DATA FOR THIS TASK below:

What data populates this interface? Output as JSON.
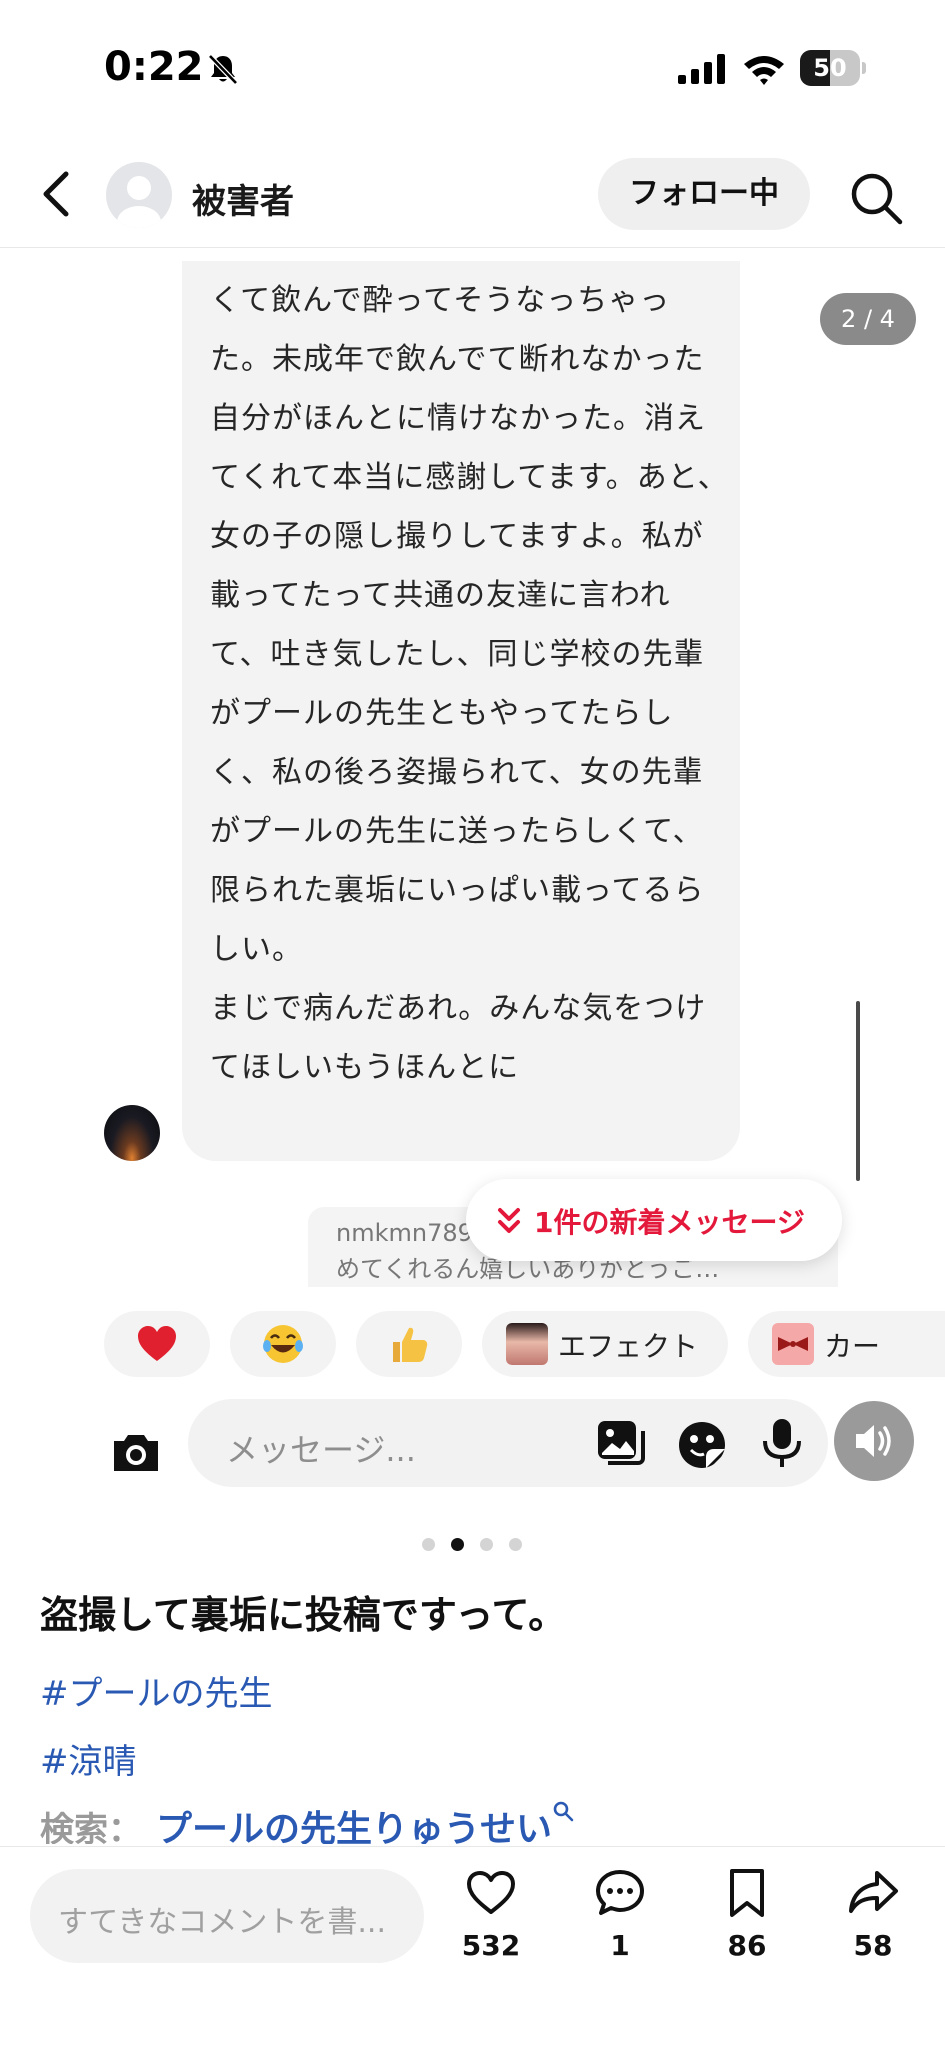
{
  "status_bar": {
    "time": "0:22",
    "battery": "50",
    "battery_level": 0.5
  },
  "header": {
    "username": "被害者",
    "follow_label": "フォロー中"
  },
  "post_image": {
    "counter": "2 / 4",
    "message_text": "くて飲んで酔ってそうなっちゃった。未成年で飲んでて断れなかった自分がほんとに情けなかった。消えてくれて本当に感謝してます。あと、女の子の隠し撮りしてますよ。私が載ってたって共通の友達に言われて、吐き気したし、同じ学校の先輩がプールの先生ともやってたらしく、私の後ろ姿撮られて、女の先輩がプールの先生に送ったらしくて、限られた裏垢にいっぱい載ってるらしい。\nまじで病んだあれ。みんな気をつけてほしいもうほんとに",
    "reply_user": "nmkmn789",
    "reply_text": "めてくれるん嬉しいありがとうご…",
    "new_message_label": "1件の新着メッセージ",
    "reactions": [
      {
        "emoji": "heart-emoji"
      },
      {
        "emoji": "laughing-emoji"
      },
      {
        "emoji": "thumbs-up-emoji"
      },
      {
        "label": "エフェクト"
      },
      {
        "label": "カー"
      }
    ],
    "message_placeholder": "メッセージ..."
  },
  "carousel": {
    "total": 4,
    "active": 2
  },
  "caption": {
    "text": "盗撮して裏垢に投稿ですって。",
    "hashtags": [
      "#プールの先生",
      "#涼晴"
    ],
    "search_prefix": "検索：",
    "search_link": "プールの先生りゅうせい"
  },
  "bottom_bar": {
    "comment_placeholder": "すてきなコメントを書...",
    "likes": "532",
    "comments": "1",
    "saves": "86",
    "shares": "58"
  },
  "colors": {
    "accent_red": "#e3183a",
    "link_blue": "#2a59b3",
    "heart_red": "#e0202e"
  }
}
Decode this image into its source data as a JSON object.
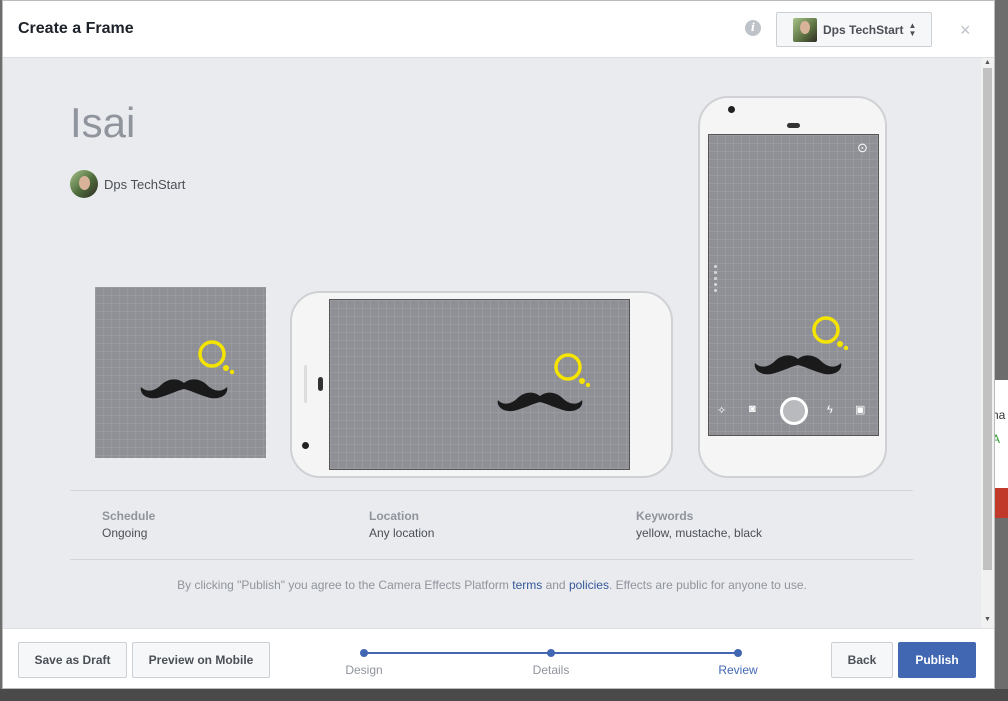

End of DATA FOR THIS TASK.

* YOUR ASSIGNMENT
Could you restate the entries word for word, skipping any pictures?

* COMPLETED TASK
What data populates this interface? Output as JSON.
{
  "status_bar": {
    "time": "0:22",
    "battery": "50",
    "battery_level": 0.5
  },
  "header": {
    "username": "被害者",
    "follow_label": "フォロー中"
  },
  "post_image": {
    "counter": "2 / 4",
    "message_text": "くて飲んで酔ってそうなっちゃった。未成年で飲んでて断れなかった自分がほんとに情けなかった。消えてくれて本当に感謝してます。あと、女の子の隠し撮りしてますよ。私が載ってたって共通の友達に言われて、吐き気したし、同じ学校の先輩がプールの先生ともやってたらしく、私の後ろ姿撮られて、女の先輩がプールの先生に送ったらしくて、限られた裏垢にいっぱい載ってるらしい。\nまじで病んだあれ。みんな気をつけてほしいもうほんとに",
    "reply_user": "nmkmn789",
    "reply_text": "めてくれるん嬉しいありがとうご…",
    "new_message_label": "1件の新着メッセージ",
    "reactions": [
      {
        "emoji": "heart-emoji"
      },
      {
        "emoji": "laughing-emoji"
      },
      {
        "emoji": "thumbs-up-emoji"
      },
      {
        "label": "エフェクト"
      },
      {
        "label": "カー"
      }
    ],
    "message_placeholder": "メッセージ..."
  },
  "carousel": {
    "total": 4,
    "active": 2
  },
  "caption": {
    "text": "盗撮して裏垢に投稿ですって。",
    "hashtags": [
      "#プールの先生",
      "#涼晴"
    ],
    "search_prefix": "検索：",
    "search_link": "プールの先生りゅうせい"
  },
  "bottom_bar": {
    "comment_placeholder": "すてきなコメントを書...",
    "likes": "532",
    "comments": "1",
    "saves": "86",
    "shares": "58"
  },
  "colors": {
    "accent_red": "#e3183a",
    "link_blue": "#2a59b3",
    "heart_red": "#e0202e"
  }
}
Decode this image into its source data as a JSON object.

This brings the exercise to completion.